Restricted Free Agents
It is a tough time to be a restricted free agent in the NBA. The market for RFAs has become almost non-existent in recent years and that has only continued in 2022. Deandre Ayton’s future seems tied to a Kevin Durant trade, with him likely getting a solid, but non-max deal as part of a sign-and-trade involving a third (or fourth) team, alongside Phoenix and Brooklyn — unless Toronto jumps in and swipes KD, in which case who knows where Ayton ends up.
Collin Sexton likewise hasn’t seen anyone bid for his services and seems destined to return to Cleveland on a lesser deal than he’d like unless one of these teams that’s opened cap space — like San Antonio — ends up not being the salary dump location in a KD trade and decides to take a swing. This follows how John Collins (and we’ll get to his summer in a few) found things to be last year in his quest for a near-max deal. There was a time when teams would throw a big offer sheet at guys and try to see if their current team would blink — see: Allen Crabbe, Tim Hardaway Jr. — but those days seem long gone and the result is the non-max RFAs who don’t work out an extension end up as afterthoughts on the market to most of the rest of the league.
There’s a chance the Nets can salvage things with what they get back from the Kevin Durant trade, but let’s be honest, any time a top-15 all-time player demands a trade, it’s a bad offseason — and I even liked the value they got on the Patty Mills and Nic Claxton deals. For three years, the Nets were willing to cede almost total control of their franchise to KD and Kyrie, firing a coach, trading promising young players, shipping out almost all of their future draft assets, and signing their friends to try and appease them.
The results never panned out and the first round sweep this year to the Celtics seemed to be the breaking point for Joe Tsai, who suddenly decided to play hardball. That’s fine, but it’s quite the course correction in a pivotal offseason and they have to live with the consequences there. They should get a lot back for KD, so it’s not like they’re completely in the wilderness here, but it’s been a rather stunning fall from where they were just over a year ago coming inches away from beating the eventual champs.

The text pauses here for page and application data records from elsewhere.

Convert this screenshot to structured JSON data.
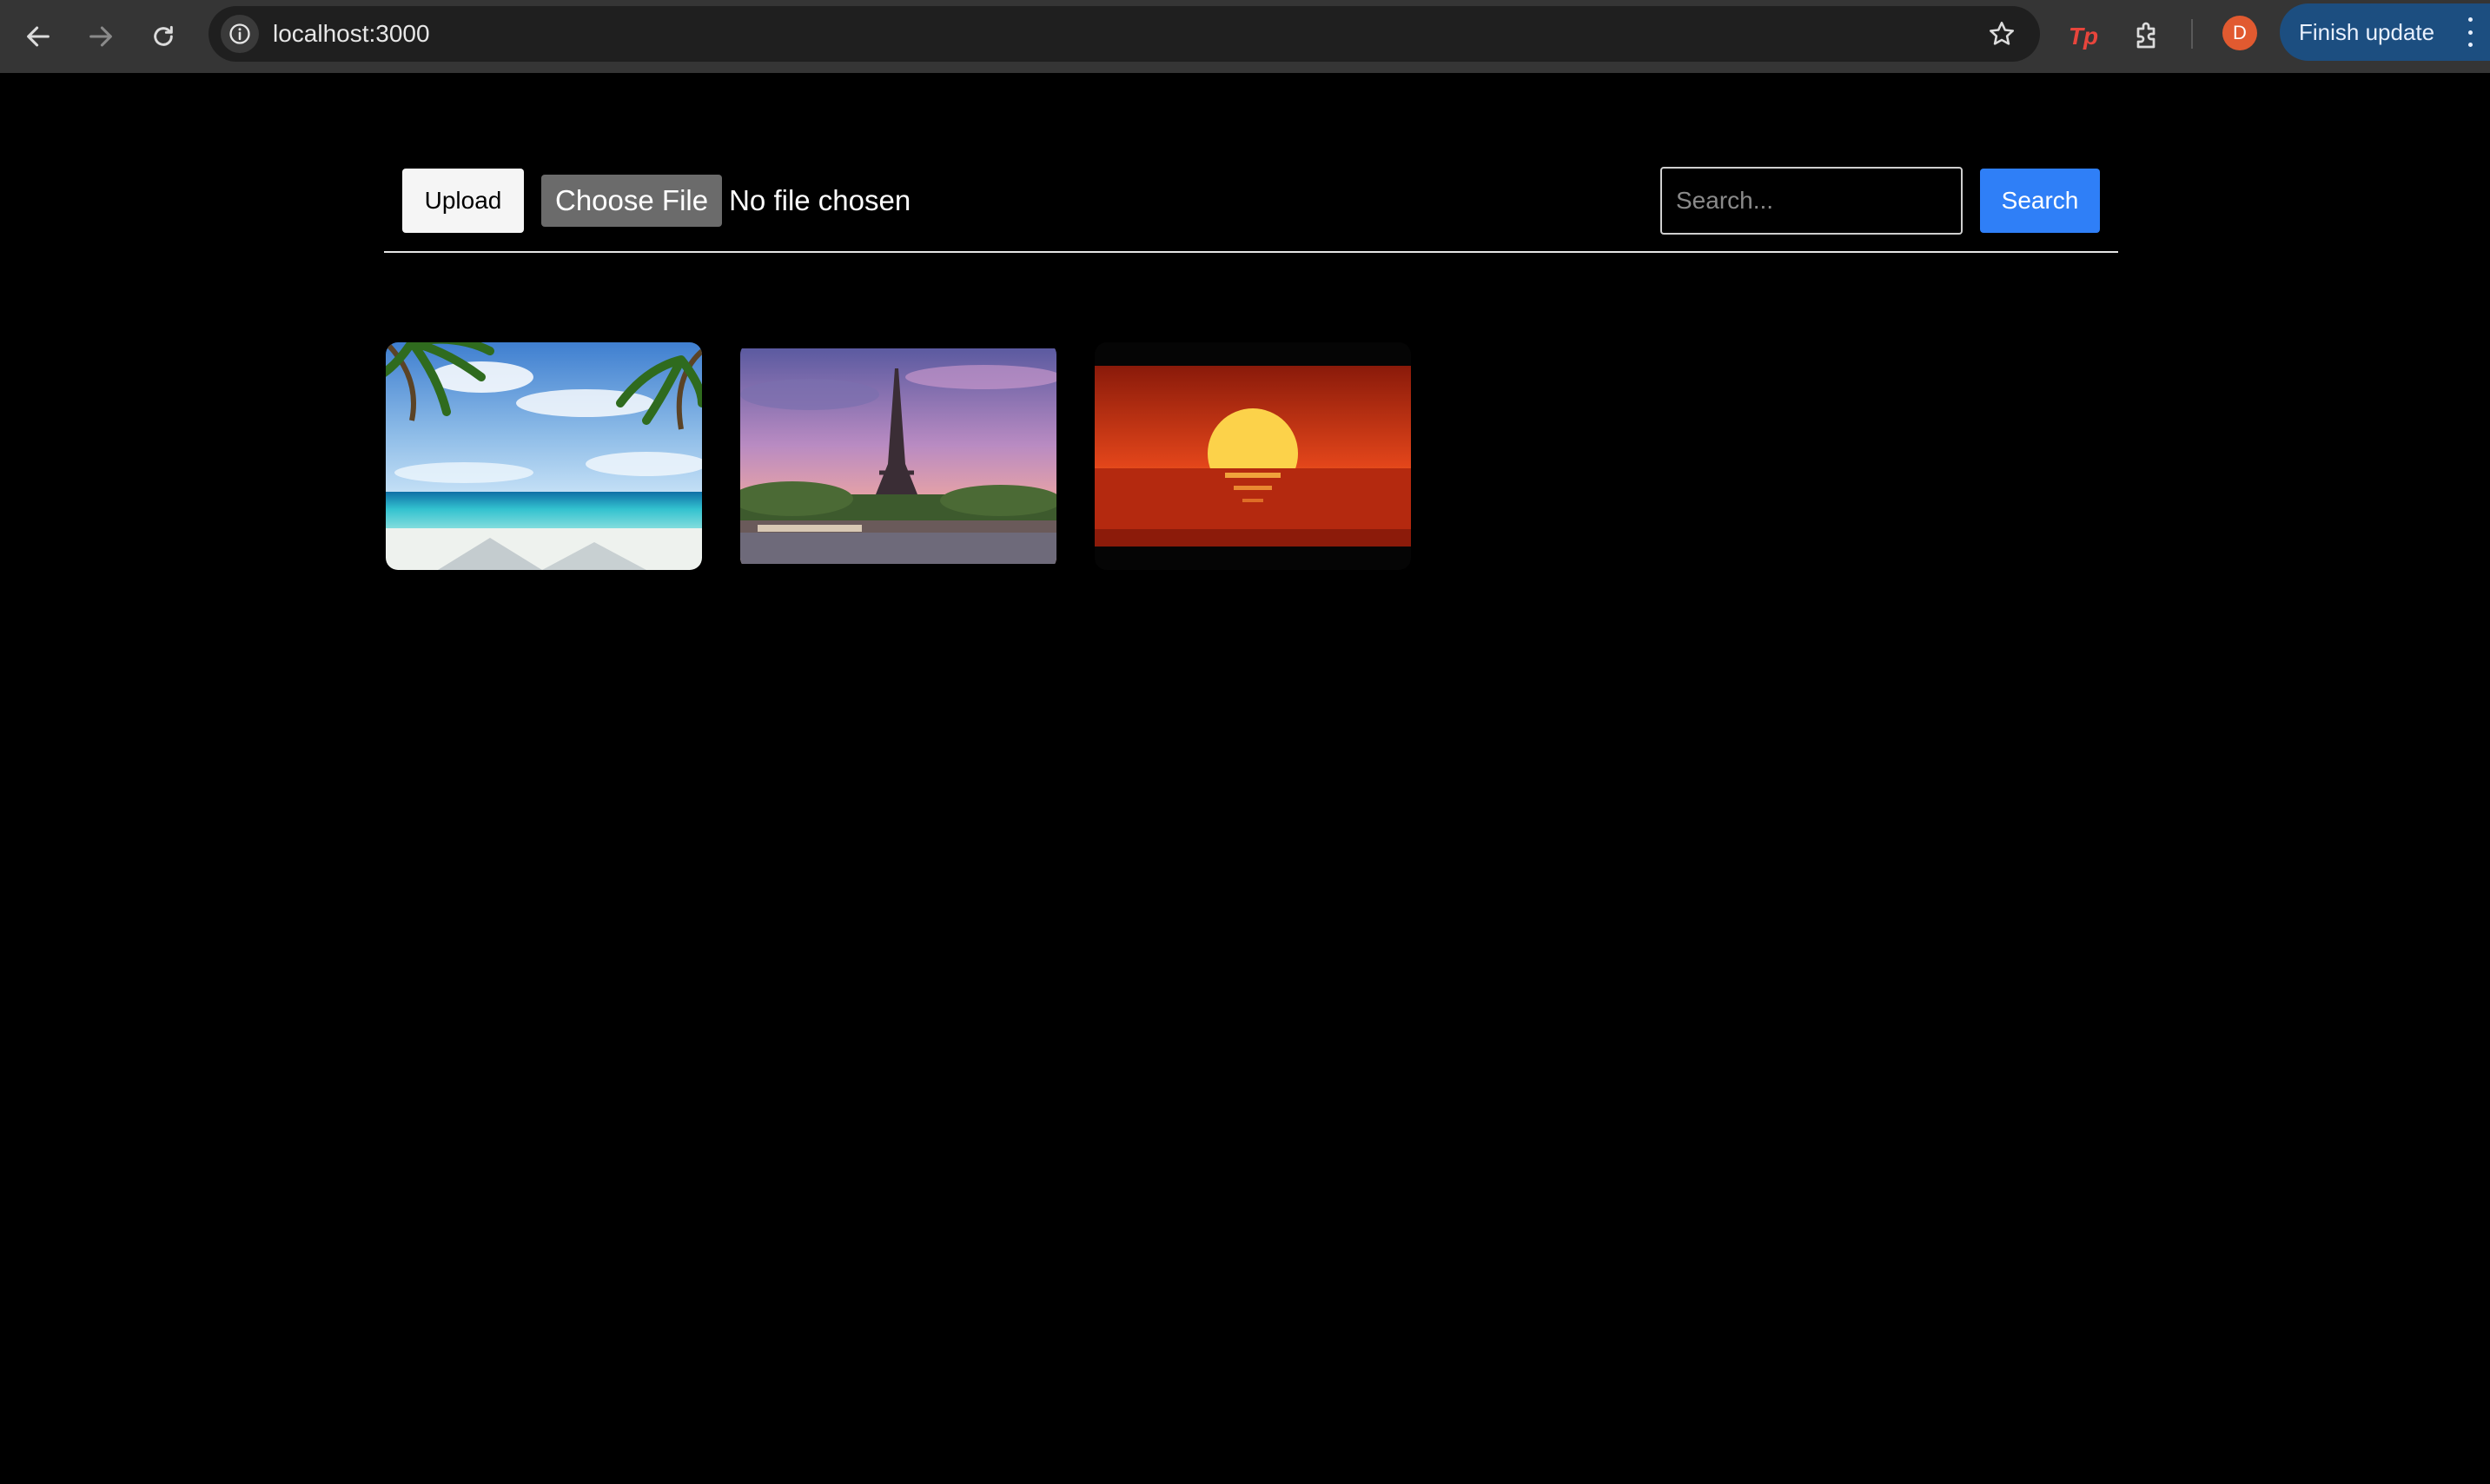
{
  "browser": {
    "url": "localhost:3000",
    "profile_initial": "D",
    "finish_update_label": "Finish update",
    "icons": {
      "back": "arrow-left-icon",
      "forward": "arrow-right-icon",
      "reload": "reload-icon",
      "site_info": "info-icon",
      "bookmark": "star-icon",
      "extension_tp": "tp-extension-icon",
      "extensions": "puzzle-icon",
      "menu": "kebab-menu-icon"
    },
    "tp_label": "Tp"
  },
  "toolbar": {
    "upload_label": "Upload",
    "choose_file_label": "Choose File",
    "file_status": "No file chosen",
    "search_placeholder": "Search...",
    "search_value": "",
    "search_label": "Search"
  },
  "gallery": {
    "images": [
      {
        "subject": "tropical beach with palm trees"
      },
      {
        "subject": "Eiffel Tower at sunset over the Seine"
      },
      {
        "subject": "red sunset over the sea"
      }
    ]
  },
  "colors": {
    "page_background": "#000000",
    "search_button": "#2f7ff7",
    "finish_update": "#1c4e80",
    "avatar": "#e15a30"
  }
}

The Heat, handcuffed by moves made last offseason, haven’t managed to get any better this summer and have, to this point, gotten worse with the departure of PJ Tucker. On top of that, as noted, their top competition in the East has had better offseasons so far, from Boston to Philadelphia to Milwaukee, all of them have, at minimum, bolstered their depth and tried to address roster concerns. Pat Riley might have something up his sleeve in the form of a trade, but at this point it’s looking a lot like the Heat will be running it back while those around them are making at least minor positive additions.
The Hawks have made it painfully clear that they would like to trade John Collins, with it widely expected that he’d be somewhere else by the time the NBA Draft ended two weeks ago. Instead, Collins is still in Atlanta and remains in limbo because no one is trying to trade for him so long as Durant is still floating out there in the ether. While the Nets try to gather together the best possible package to reset their franchise, Collins will be waiting and wondering where his career will continue next fall.
A year after failing to find a market in restricted free agency, Collins is finding the same to be the case on the trade market despite seeming like a player so many teams would want and could use. If he’s back in Atlanta (again) one would think that’ll be a bit awkward given how hard they shopped him, so you’d expect them to work hard to move him once Durant’s deal is done, but that could be weeks if the Nets really want to drag things out.